The Seventh Ministerial meeting of the Community of Democracies (CD) took place April 27-29, 2013 in Ulaanbaatar, Mongolia. The biennial meeting is the world’s premier global gathering devoted to strengthening democracy and civil society. The U.S. delegation, headed by Deputy Secretary of State William J. Burns, joined representatives from approximately 110 countries including heads of government, foreign ministers, parliamentarians, civil society leaders, and Nobel laureates Aung San Suu Kyi and Tawakkol Karman.
The Ministerial Conference examined how to support democratic transitions and strengthen democracy worldwide. Plenary sessions addressed topics including open governance, political transitions, women and democracy, and threats to civil society. Breakout sessions covered issues including democracy education, combating corruption, lessons and challenges from the Arab Spring, the place of democracy in the post-2015 Millennium Development Goals (MDG), and online and press freedom.
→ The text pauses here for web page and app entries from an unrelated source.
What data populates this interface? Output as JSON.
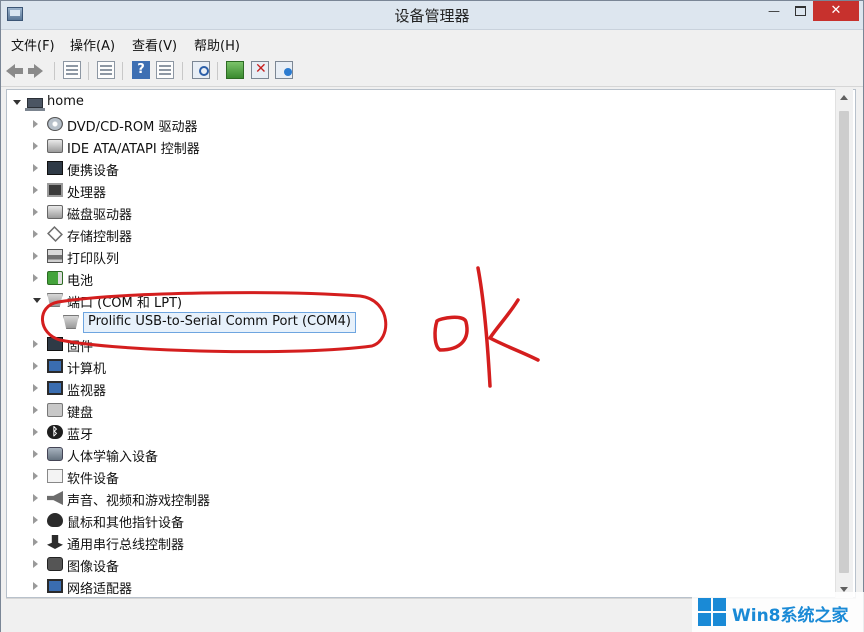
{
  "window": {
    "title": "设备管理器",
    "close_label": "✕",
    "minimize_label": "—"
  },
  "menu": [
    "文件(F)",
    "操作(A)",
    "查看(V)",
    "帮助(H)"
  ],
  "tree": {
    "root": "home",
    "items": [
      "DVD/CD-ROM 驱动器",
      "IDE ATA/ATAPI 控制器",
      "便携设备",
      "处理器",
      "磁盘驱动器",
      "存储控制器",
      "打印队列",
      "电池",
      "端口 (COM 和 LPT)",
      "Prolific USB-to-Serial Comm Port (COM4)",
      "固件",
      "计算机",
      "监视器",
      "键盘",
      "蓝牙",
      "人体学输入设备",
      "软件设备",
      "声音、视频和游戏控制器",
      "鼠标和其他指针设备",
      "通用串行总线控制器",
      "图像设备",
      "网络适配器"
    ]
  },
  "annotation": {
    "ink_color": "#d41e1e"
  },
  "watermark": {
    "text": "Win8系统之家"
  },
  "colors": {
    "accent": "#1a8ad6",
    "close_button": "#c7312d",
    "selection": "#6ea5e0"
  }
}
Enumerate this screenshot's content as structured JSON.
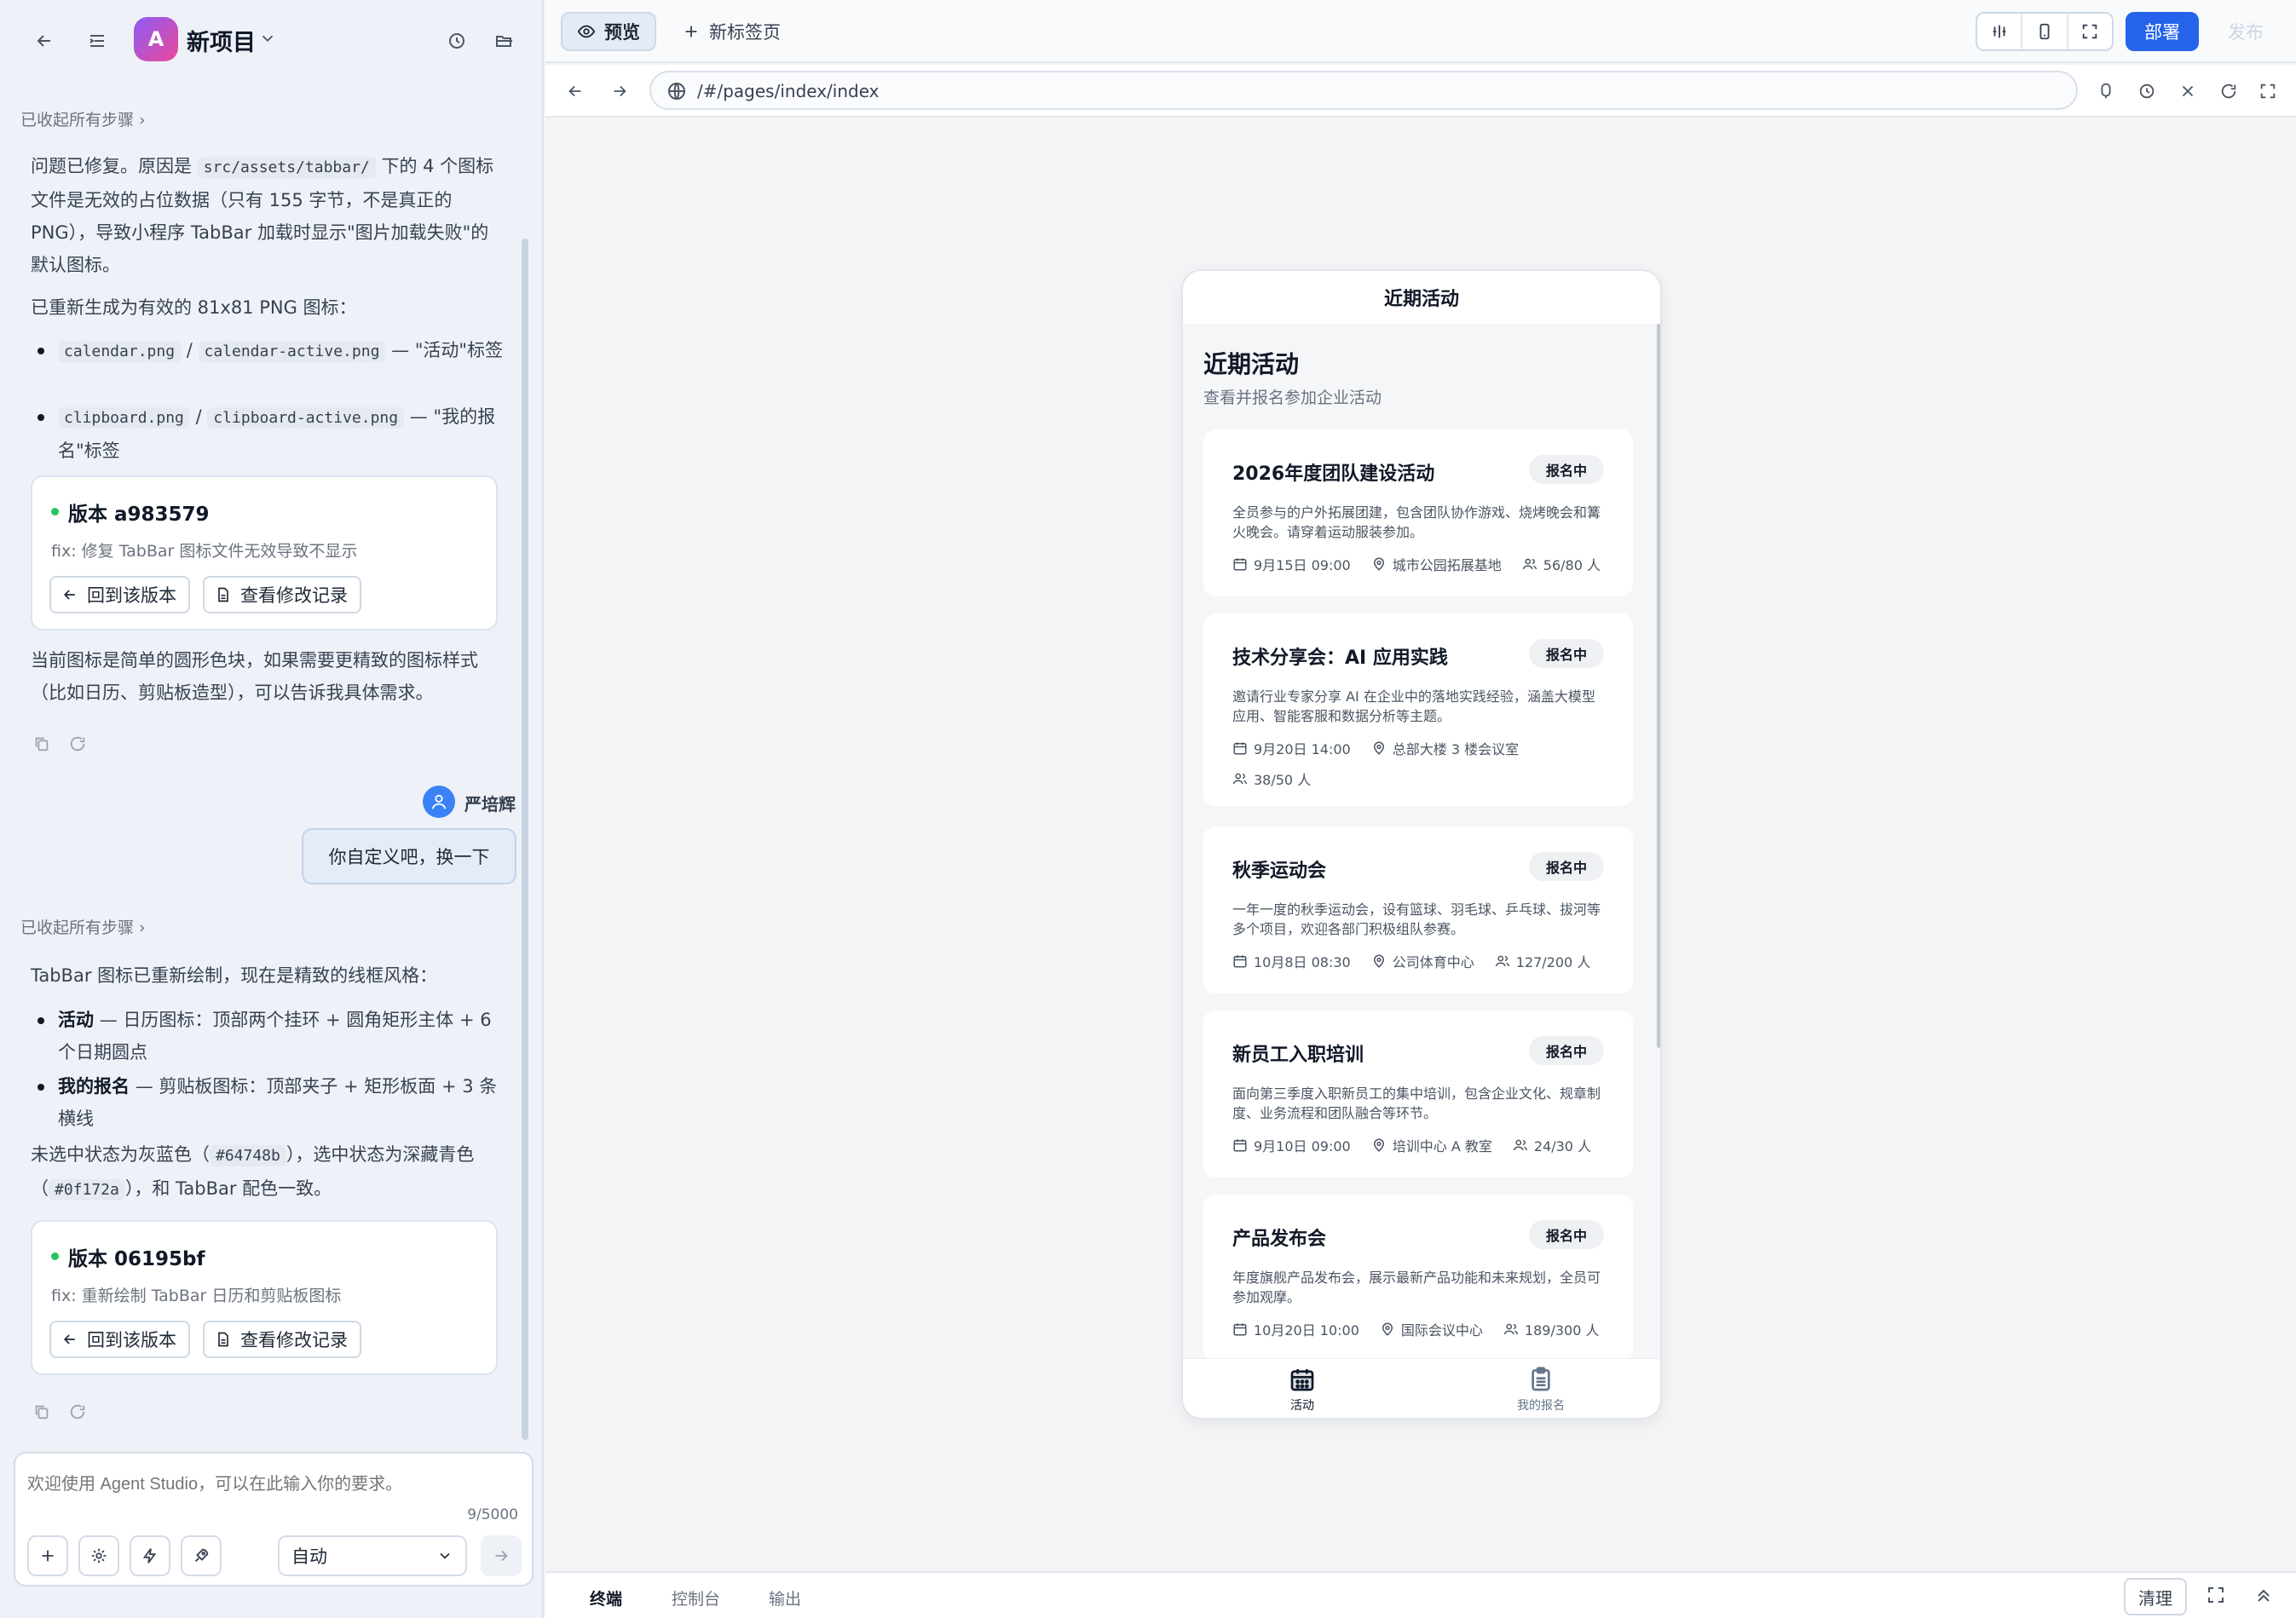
{
  "project": {
    "avatar_letter": "A",
    "name": "新项目"
  },
  "chat": {
    "collapsed_label": "已收起所有步骤",
    "msg1": {
      "p1_a": "问题已修复。原因是",
      "p1_code": "src/assets/tabbar/",
      "p1_b": "下的 4 个图标文件是无效的占位数据（只有 155 字节，不是真正的 PNG），导致小程序 TabBar 加载时显示\"图片加载失败\"的默认图标。",
      "p2": "已重新生成为有效的 81x81 PNG 图标：",
      "li1_code1": "calendar.png",
      "li1_sep": "/",
      "li1_code2": "calendar-active.png",
      "li1_text": "— \"活动\"标签",
      "li2_code1": "clipboard.png",
      "li2_sep": "/",
      "li2_code2": "clipboard-active.png",
      "li2_text": "— \"我的报名\"标签",
      "version": {
        "title": "版本 a983579",
        "message": "fix: 修复 TabBar 图标文件无效导致不显示"
      },
      "p3": "当前图标是简单的圆形色块，如果需要更精致的图标样式（比如日历、剪贴板造型），可以告诉我具体需求。"
    },
    "user": {
      "name": "严培辉",
      "message": "你自定义吧，换一下"
    },
    "msg2": {
      "p1": "TabBar 图标已重新绘制，现在是精致的线框风格：",
      "li1_bold": "活动",
      "li1_text": "— 日历图标：顶部两个挂环 + 圆角矩形主体 + 6 个日期圆点",
      "li2_bold": "我的报名",
      "li2_text": "— 剪贴板图标：顶部夹子 + 矩形板面 + 3 条横线",
      "p2_a": "未选中状态为灰蓝色（",
      "p2_code1": "#64748b",
      "p2_b": "），选中状态为深藏青色（",
      "p2_code2": "#0f172a",
      "p2_c": "），和 TabBar 配色一致。",
      "version": {
        "title": "版本 06195bf",
        "message": "fix: 重新绘制 TabBar 日历和剪贴板图标"
      }
    },
    "btn_revert": "回到该版本",
    "btn_changes": "查看修改记录"
  },
  "composer": {
    "placeholder": "欢迎使用 Agent Studio，可以在此输入你的要求。",
    "count": "9/5000",
    "mode": "自动"
  },
  "tabs": {
    "preview": "预览",
    "new_tab": "新标签页"
  },
  "actions": {
    "deploy": "部署",
    "publish": "发布"
  },
  "url": "/#/pages/index/index",
  "phone": {
    "nav_title": "近期活动",
    "page_title": "近期活动",
    "page_subtitle": "查看并报名参加企业活动",
    "badge": "报名中",
    "events": [
      {
        "title": "2026年度团队建设活动",
        "desc": "全员参与的户外拓展团建，包含团队协作游戏、烧烤晚会和篝火晚会。请穿着运动服装参加。",
        "time": "9月15日 09:00",
        "place": "城市公园拓展基地",
        "people": "56/80 人"
      },
      {
        "title": "技术分享会：AI 应用实践",
        "desc": "邀请行业专家分享 AI 在企业中的落地实践经验，涵盖大模型应用、智能客服和数据分析等主题。",
        "time": "9月20日 14:00",
        "place": "总部大楼 3 楼会议室",
        "people": "38/50 人"
      },
      {
        "title": "秋季运动会",
        "desc": "一年一度的秋季运动会，设有篮球、羽毛球、乒乓球、拔河等多个项目，欢迎各部门积极组队参赛。",
        "time": "10月8日 08:30",
        "place": "公司体育中心",
        "people": "127/200 人"
      },
      {
        "title": "新员工入职培训",
        "desc": "面向第三季度入职新员工的集中培训，包含企业文化、规章制度、业务流程和团队融合等环节。",
        "time": "9月10日 09:00",
        "place": "培训中心 A 教室",
        "people": "24/30 人"
      },
      {
        "title": "产品发布会",
        "desc": "年度旗舰产品发布会，展示最新产品功能和未来规划，全员可参加观摩。",
        "time": "10月20日 10:00",
        "place": "国际会议中心",
        "people": "189/300 人"
      }
    ],
    "tab_activity": "活动",
    "tab_mine": "我的报名"
  },
  "bottom": {
    "terminal": "终端",
    "console": "控制台",
    "output": "输出",
    "clear": "清理"
  },
  "colors": {
    "accent": "#2563eb",
    "online": "#22c55e"
  }
}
The Ministerial Conference marked another milestone in the CD’s transformation into a platform for innovation and action to advance democracy and strengthen civil society worldwide. As part of the CD’s efforts to respond rapidly to emerging challenges and opportunities, the meeting provided the backdrop for the launch of a range of new initiatives. These include the Asia Democracy Network, a groundbreaking effort that will bring together democracy activists and policymakers throughout the Asia-Pacific region, and a new digital platform to support democracy education worldwide.
Foreign ministers from democracies across the Asia-Pacific region convened their first-ever meeting on the margins of the Ministerial Conference and inaugurated a program of regular consultation with civil society.
During a session on the CD’s role in supporting countries undergoing transitions, Ministerial Conference participants considered expansion of the CD’s LEND Network for Leaders Engaged in New Democracies to Burma and the Kyrgyz Republic. The LEND platform was inaugurated by then-Secretary Clinton in July 2012 using technology from Google, OpenText, and Spontania. The Network connects former presidents, prime ministers, and other leaders from around the globe who provide real-time assistance to counterparts in transitioning democracies.
Late U.S. Ambassador Chris Stevens received the Mark Palmer Prize in recognition of courageous diplomatic efforts to advance democracy in Libya. Acting Assistant Secretary of Democracy, Human Rights and Labor Uzra Zeya accepted the award on behalf of the late Ambassador and his family.
Mongolia hosted a series of related meetings on the margins of the Ministerial Conference. These included meetings of the Parliamentary Forum for Democracy, the Corporate Democracy Forum, the Youth Forum, a gathering of global civil society leaders, and a women’s leadership meeting.
The event culminated Mongolia’s successful two-year role as president of the CD.